**BRIEF**
The required lines are those that contain "green"; pull them out of the data and copy them.

|---|

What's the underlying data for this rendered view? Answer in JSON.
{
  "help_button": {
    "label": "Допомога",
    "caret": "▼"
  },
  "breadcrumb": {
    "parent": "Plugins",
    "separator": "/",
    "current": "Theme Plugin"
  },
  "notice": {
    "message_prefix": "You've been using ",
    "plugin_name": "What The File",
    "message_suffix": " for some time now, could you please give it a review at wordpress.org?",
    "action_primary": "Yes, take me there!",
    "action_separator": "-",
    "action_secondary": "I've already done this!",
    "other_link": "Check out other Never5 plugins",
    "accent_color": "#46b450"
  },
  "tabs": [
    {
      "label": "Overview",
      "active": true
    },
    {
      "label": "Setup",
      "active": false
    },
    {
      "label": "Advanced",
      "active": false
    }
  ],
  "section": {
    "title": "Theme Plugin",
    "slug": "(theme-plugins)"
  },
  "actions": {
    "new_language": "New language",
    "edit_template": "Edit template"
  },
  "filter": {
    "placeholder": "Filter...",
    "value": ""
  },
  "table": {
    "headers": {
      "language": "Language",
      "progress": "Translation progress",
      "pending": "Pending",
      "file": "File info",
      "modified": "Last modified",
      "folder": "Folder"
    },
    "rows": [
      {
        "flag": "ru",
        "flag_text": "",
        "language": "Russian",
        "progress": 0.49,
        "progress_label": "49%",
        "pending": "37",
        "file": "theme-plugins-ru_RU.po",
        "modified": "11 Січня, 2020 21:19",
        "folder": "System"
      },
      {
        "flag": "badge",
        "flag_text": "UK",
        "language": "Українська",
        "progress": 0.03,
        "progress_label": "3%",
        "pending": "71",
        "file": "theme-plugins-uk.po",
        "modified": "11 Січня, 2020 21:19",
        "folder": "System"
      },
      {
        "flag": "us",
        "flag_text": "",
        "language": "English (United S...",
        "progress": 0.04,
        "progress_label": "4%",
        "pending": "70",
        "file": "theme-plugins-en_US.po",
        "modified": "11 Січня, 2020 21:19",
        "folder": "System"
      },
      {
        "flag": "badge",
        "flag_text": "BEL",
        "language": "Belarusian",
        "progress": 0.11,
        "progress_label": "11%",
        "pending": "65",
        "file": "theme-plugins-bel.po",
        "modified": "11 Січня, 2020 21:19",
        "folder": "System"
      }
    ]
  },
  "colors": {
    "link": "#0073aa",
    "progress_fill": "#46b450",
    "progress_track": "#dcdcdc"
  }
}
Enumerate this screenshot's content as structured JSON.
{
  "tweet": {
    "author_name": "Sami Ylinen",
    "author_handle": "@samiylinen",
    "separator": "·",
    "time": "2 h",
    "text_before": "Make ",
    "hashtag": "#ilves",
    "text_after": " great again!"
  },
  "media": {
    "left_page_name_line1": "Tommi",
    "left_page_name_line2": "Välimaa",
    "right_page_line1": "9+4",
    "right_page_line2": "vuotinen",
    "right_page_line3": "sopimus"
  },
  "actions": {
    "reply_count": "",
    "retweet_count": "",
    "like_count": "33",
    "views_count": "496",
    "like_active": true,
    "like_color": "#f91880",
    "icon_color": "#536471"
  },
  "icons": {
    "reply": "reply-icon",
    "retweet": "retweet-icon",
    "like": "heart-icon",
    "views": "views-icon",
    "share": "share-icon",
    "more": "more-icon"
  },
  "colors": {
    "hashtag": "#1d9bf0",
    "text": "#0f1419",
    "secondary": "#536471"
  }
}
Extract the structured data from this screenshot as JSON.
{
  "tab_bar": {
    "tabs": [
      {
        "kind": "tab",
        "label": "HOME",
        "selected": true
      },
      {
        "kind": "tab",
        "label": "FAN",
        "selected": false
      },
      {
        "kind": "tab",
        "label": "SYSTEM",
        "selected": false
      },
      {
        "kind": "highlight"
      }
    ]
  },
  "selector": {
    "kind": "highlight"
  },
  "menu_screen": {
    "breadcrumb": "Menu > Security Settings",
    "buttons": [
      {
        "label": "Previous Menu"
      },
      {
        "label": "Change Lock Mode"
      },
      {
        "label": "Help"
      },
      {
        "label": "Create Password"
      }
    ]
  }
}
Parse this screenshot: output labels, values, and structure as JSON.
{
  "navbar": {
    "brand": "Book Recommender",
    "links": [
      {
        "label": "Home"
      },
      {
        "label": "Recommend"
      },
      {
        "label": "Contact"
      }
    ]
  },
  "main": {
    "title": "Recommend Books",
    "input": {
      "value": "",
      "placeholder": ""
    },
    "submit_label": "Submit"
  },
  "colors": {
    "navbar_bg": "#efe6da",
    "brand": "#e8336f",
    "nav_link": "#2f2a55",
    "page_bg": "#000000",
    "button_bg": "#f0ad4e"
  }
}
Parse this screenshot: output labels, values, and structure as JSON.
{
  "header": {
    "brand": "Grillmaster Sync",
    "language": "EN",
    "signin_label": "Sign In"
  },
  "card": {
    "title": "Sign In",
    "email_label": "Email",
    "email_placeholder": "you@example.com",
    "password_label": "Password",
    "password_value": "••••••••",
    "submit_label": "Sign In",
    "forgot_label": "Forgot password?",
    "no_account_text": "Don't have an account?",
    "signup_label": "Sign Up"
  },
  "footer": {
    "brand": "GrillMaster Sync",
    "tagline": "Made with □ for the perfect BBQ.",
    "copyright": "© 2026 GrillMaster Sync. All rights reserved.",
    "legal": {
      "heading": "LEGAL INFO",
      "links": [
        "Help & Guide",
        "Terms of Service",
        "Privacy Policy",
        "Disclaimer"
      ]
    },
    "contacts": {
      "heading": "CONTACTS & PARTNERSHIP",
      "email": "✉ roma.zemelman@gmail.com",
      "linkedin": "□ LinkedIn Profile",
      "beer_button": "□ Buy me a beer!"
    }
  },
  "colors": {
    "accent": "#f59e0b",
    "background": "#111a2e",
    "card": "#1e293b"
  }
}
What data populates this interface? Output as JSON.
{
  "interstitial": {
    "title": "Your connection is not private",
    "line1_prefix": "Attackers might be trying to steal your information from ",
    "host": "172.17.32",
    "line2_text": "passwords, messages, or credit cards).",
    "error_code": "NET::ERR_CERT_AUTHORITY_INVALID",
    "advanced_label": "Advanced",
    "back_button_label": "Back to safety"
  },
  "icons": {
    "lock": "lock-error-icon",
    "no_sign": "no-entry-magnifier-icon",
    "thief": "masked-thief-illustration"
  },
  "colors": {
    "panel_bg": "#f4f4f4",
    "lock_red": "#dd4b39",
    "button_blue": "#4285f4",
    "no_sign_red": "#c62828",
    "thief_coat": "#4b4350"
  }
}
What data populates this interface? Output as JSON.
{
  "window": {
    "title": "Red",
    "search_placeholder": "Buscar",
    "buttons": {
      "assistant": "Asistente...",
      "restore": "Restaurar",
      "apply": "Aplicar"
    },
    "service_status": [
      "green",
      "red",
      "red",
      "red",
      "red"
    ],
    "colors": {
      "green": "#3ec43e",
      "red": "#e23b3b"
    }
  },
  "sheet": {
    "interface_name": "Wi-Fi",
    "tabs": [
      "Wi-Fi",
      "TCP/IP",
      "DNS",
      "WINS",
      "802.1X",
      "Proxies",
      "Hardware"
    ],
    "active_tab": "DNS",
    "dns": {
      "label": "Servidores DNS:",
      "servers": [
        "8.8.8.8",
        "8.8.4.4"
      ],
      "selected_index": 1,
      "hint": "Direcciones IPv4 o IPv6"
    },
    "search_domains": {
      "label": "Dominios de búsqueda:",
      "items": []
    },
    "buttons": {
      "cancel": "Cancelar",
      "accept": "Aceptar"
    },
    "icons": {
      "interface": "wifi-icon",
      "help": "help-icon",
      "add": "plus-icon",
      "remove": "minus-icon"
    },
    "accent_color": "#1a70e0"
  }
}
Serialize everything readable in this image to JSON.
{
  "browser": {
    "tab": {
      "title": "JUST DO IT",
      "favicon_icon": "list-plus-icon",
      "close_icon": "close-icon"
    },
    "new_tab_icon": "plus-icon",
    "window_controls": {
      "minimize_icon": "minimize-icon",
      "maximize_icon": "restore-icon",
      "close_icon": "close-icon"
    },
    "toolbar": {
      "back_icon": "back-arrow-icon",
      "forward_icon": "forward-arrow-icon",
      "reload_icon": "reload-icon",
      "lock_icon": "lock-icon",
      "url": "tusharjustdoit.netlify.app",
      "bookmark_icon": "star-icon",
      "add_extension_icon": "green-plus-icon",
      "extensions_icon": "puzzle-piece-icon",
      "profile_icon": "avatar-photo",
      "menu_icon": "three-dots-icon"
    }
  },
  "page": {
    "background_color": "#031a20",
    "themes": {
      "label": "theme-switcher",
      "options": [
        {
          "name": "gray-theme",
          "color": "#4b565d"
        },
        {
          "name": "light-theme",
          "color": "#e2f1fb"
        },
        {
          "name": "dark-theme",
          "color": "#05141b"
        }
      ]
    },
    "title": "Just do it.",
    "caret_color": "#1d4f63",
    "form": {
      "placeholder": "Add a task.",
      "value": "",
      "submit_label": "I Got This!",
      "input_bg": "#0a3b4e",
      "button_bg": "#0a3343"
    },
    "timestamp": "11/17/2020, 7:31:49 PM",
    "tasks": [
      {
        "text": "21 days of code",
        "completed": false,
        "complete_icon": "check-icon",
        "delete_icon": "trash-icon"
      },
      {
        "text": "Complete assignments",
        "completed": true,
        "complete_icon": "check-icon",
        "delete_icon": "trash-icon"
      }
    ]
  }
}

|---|

**TASK OUTPUT**
      "green",
      "green": "#3ec43e",
      "add_extension_icon": "green-plus-icon",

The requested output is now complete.